----- Supplied information
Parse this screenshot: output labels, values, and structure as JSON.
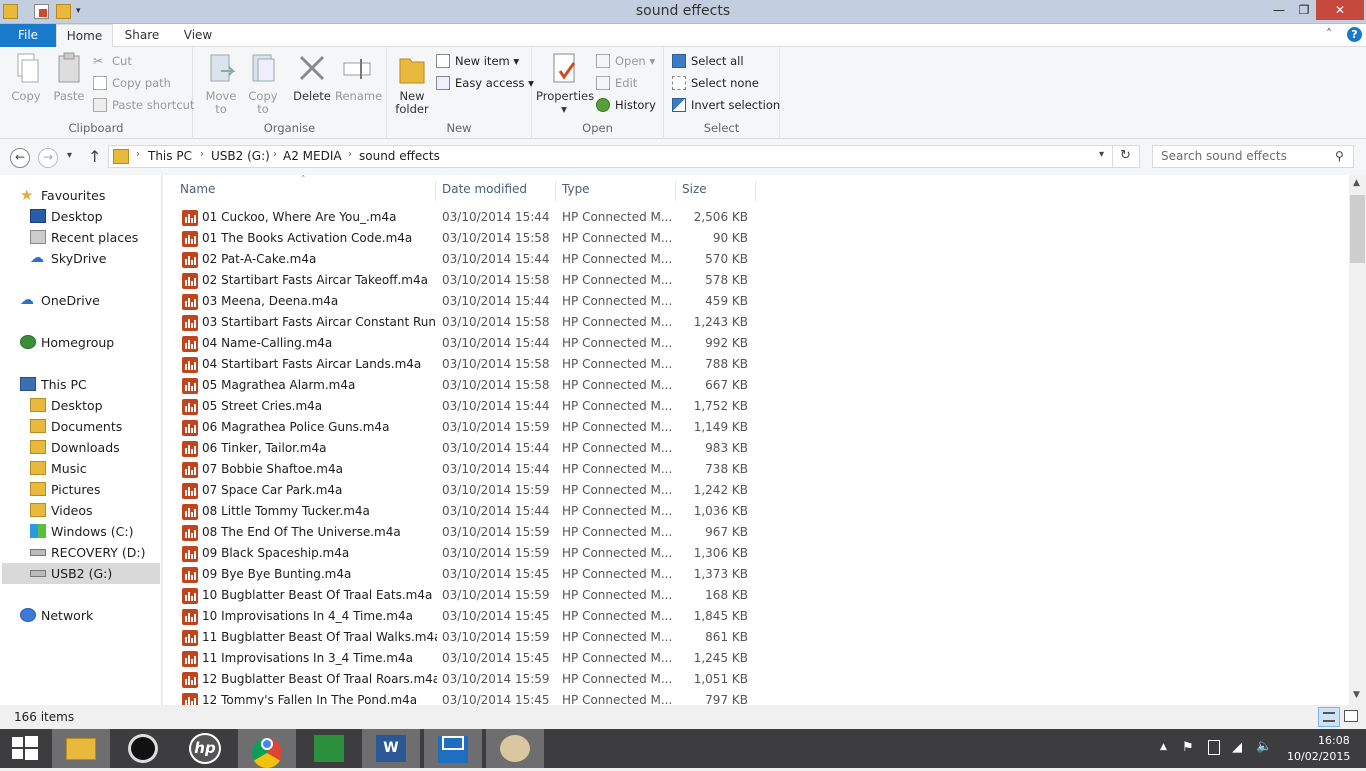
{
  "window": {
    "title": "sound effects"
  },
  "ribbon_tabs": [
    "File",
    "Home",
    "Share",
    "View"
  ],
  "ribbon": {
    "clipboard": {
      "label": "Clipboard",
      "copy": "Copy",
      "paste": "Paste",
      "cut": "Cut",
      "copy_path": "Copy path",
      "paste_shortcut": "Paste shortcut"
    },
    "organise": {
      "label": "Organise",
      "move_to_1": "Move",
      "move_to_2": "to",
      "copy_to_1": "Copy",
      "copy_to_2": "to",
      "delete": "Delete",
      "rename": "Rename"
    },
    "new": {
      "label": "New",
      "new_folder_1": "New",
      "new_folder_2": "folder",
      "new_item": "New item",
      "easy_access": "Easy access"
    },
    "open": {
      "label": "Open",
      "properties": "Properties",
      "open": "Open",
      "edit": "Edit",
      "history": "History"
    },
    "select": {
      "label": "Select",
      "select_all": "Select all",
      "select_none": "Select none",
      "invert_selection": "Invert selection"
    }
  },
  "address": {
    "crumbs": [
      "This PC",
      "USB2 (G:)",
      "A2 MEDIA",
      "sound effects"
    ]
  },
  "search": {
    "placeholder": "Search sound effects"
  },
  "nav": {
    "favourites": "Favourites",
    "desktop": "Desktop",
    "recent_places": "Recent places",
    "skydrive": "SkyDrive",
    "onedrive": "OneDrive",
    "homegroup": "Homegroup",
    "this_pc": "This PC",
    "pc_desktop": "Desktop",
    "documents": "Documents",
    "downloads": "Downloads",
    "music": "Music",
    "pictures": "Pictures",
    "videos": "Videos",
    "windows_c": "Windows (C:)",
    "recovery_d": "RECOVERY (D:)",
    "usb2_g": "USB2 (G:)",
    "network": "Network"
  },
  "columns": {
    "name": "Name",
    "date": "Date modified",
    "type": "Type",
    "size": "Size"
  },
  "files": [
    {
      "name": "01 Cuckoo, Where Are You_.m4a",
      "date": "03/10/2014 15:44",
      "type": "HP Connected M...",
      "size": "2,506 KB"
    },
    {
      "name": "01 The Books Activation Code.m4a",
      "date": "03/10/2014 15:58",
      "type": "HP Connected M...",
      "size": "90 KB"
    },
    {
      "name": "02 Pat-A-Cake.m4a",
      "date": "03/10/2014 15:44",
      "type": "HP Connected M...",
      "size": "570 KB"
    },
    {
      "name": "02 Startibart Fasts Aircar Takeoff.m4a",
      "date": "03/10/2014 15:58",
      "type": "HP Connected M...",
      "size": "578 KB"
    },
    {
      "name": "03 Meena, Deena.m4a",
      "date": "03/10/2014 15:44",
      "type": "HP Connected M...",
      "size": "459 KB"
    },
    {
      "name": "03 Startibart Fasts Aircar Constant Run.m...",
      "date": "03/10/2014 15:58",
      "type": "HP Connected M...",
      "size": "1,243 KB"
    },
    {
      "name": "04 Name-Calling.m4a",
      "date": "03/10/2014 15:44",
      "type": "HP Connected M...",
      "size": "992 KB"
    },
    {
      "name": "04 Startibart Fasts Aircar Lands.m4a",
      "date": "03/10/2014 15:58",
      "type": "HP Connected M...",
      "size": "788 KB"
    },
    {
      "name": "05 Magrathea Alarm.m4a",
      "date": "03/10/2014 15:58",
      "type": "HP Connected M...",
      "size": "667 KB"
    },
    {
      "name": "05 Street Cries.m4a",
      "date": "03/10/2014 15:44",
      "type": "HP Connected M...",
      "size": "1,752 KB"
    },
    {
      "name": "06 Magrathea Police Guns.m4a",
      "date": "03/10/2014 15:59",
      "type": "HP Connected M...",
      "size": "1,149 KB"
    },
    {
      "name": "06 Tinker, Tailor.m4a",
      "date": "03/10/2014 15:44",
      "type": "HP Connected M...",
      "size": "983 KB"
    },
    {
      "name": "07 Bobbie Shaftoe.m4a",
      "date": "03/10/2014 15:44",
      "type": "HP Connected M...",
      "size": "738 KB"
    },
    {
      "name": "07 Space Car Park.m4a",
      "date": "03/10/2014 15:59",
      "type": "HP Connected M...",
      "size": "1,242 KB"
    },
    {
      "name": "08 Little Tommy Tucker.m4a",
      "date": "03/10/2014 15:44",
      "type": "HP Connected M...",
      "size": "1,036 KB"
    },
    {
      "name": "08 The End Of The Universe.m4a",
      "date": "03/10/2014 15:59",
      "type": "HP Connected M...",
      "size": "967 KB"
    },
    {
      "name": "09 Black Spaceship.m4a",
      "date": "03/10/2014 15:59",
      "type": "HP Connected M...",
      "size": "1,306 KB"
    },
    {
      "name": "09 Bye Bye Bunting.m4a",
      "date": "03/10/2014 15:45",
      "type": "HP Connected M...",
      "size": "1,373 KB"
    },
    {
      "name": "10 Bugblatter Beast Of Traal Eats.m4a",
      "date": "03/10/2014 15:59",
      "type": "HP Connected M...",
      "size": "168 KB"
    },
    {
      "name": "10 Improvisations In 4_4 Time.m4a",
      "date": "03/10/2014 15:45",
      "type": "HP Connected M...",
      "size": "1,845 KB"
    },
    {
      "name": "11 Bugblatter Beast Of Traal Walks.m4a",
      "date": "03/10/2014 15:59",
      "type": "HP Connected M...",
      "size": "861 KB"
    },
    {
      "name": "11 Improvisations In 3_4 Time.m4a",
      "date": "03/10/2014 15:45",
      "type": "HP Connected M...",
      "size": "1,245 KB"
    },
    {
      "name": "12 Bugblatter Beast Of Traal Roars.m4a",
      "date": "03/10/2014 15:59",
      "type": "HP Connected M...",
      "size": "1,051 KB"
    },
    {
      "name": "12 Tommy's Fallen In The Pond.m4a",
      "date": "03/10/2014 15:45",
      "type": "HP Connected M...",
      "size": "797 KB"
    }
  ],
  "status": {
    "item_count": "166 items"
  },
  "taskbar": {
    "time": "16:08",
    "date": "10/02/2015"
  },
  "colors": {
    "file_tab": "#1979ca",
    "close_button": "#c7483c",
    "taskbar": "#3d3d3f",
    "file_icon": "#c1441d"
  }
}
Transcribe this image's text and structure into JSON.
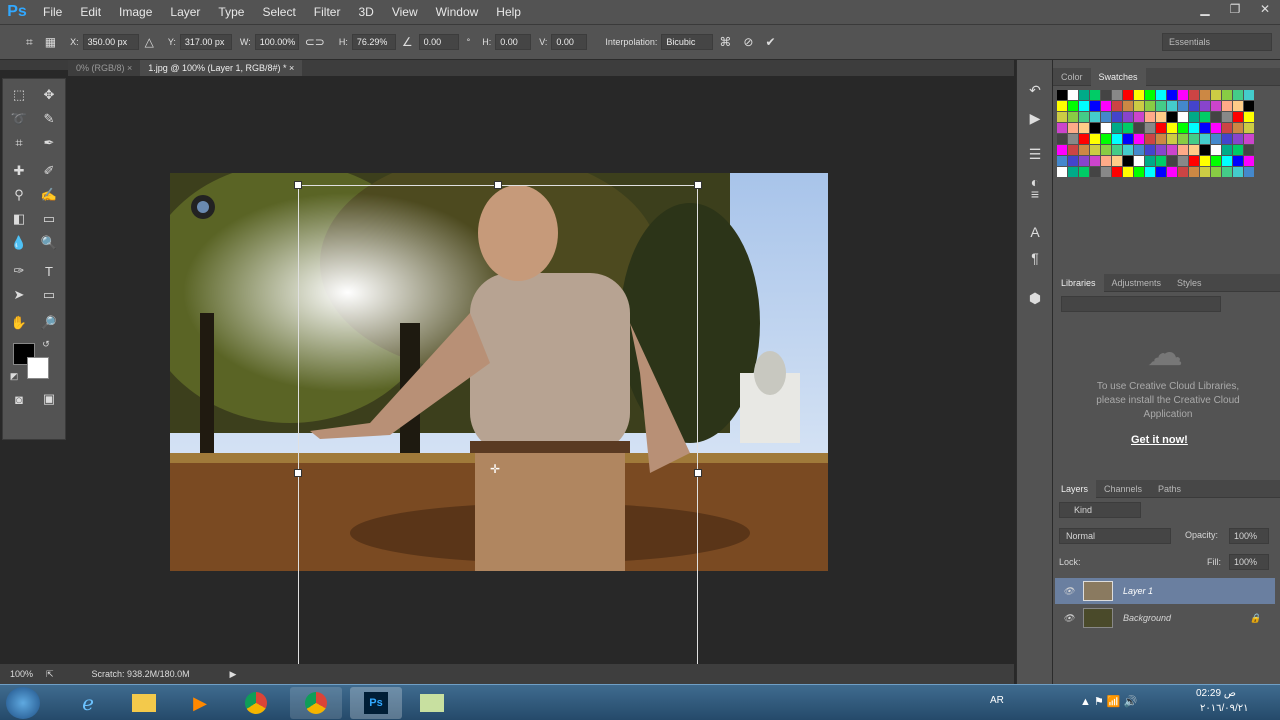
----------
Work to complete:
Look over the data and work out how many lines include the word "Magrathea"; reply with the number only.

Answer box:
2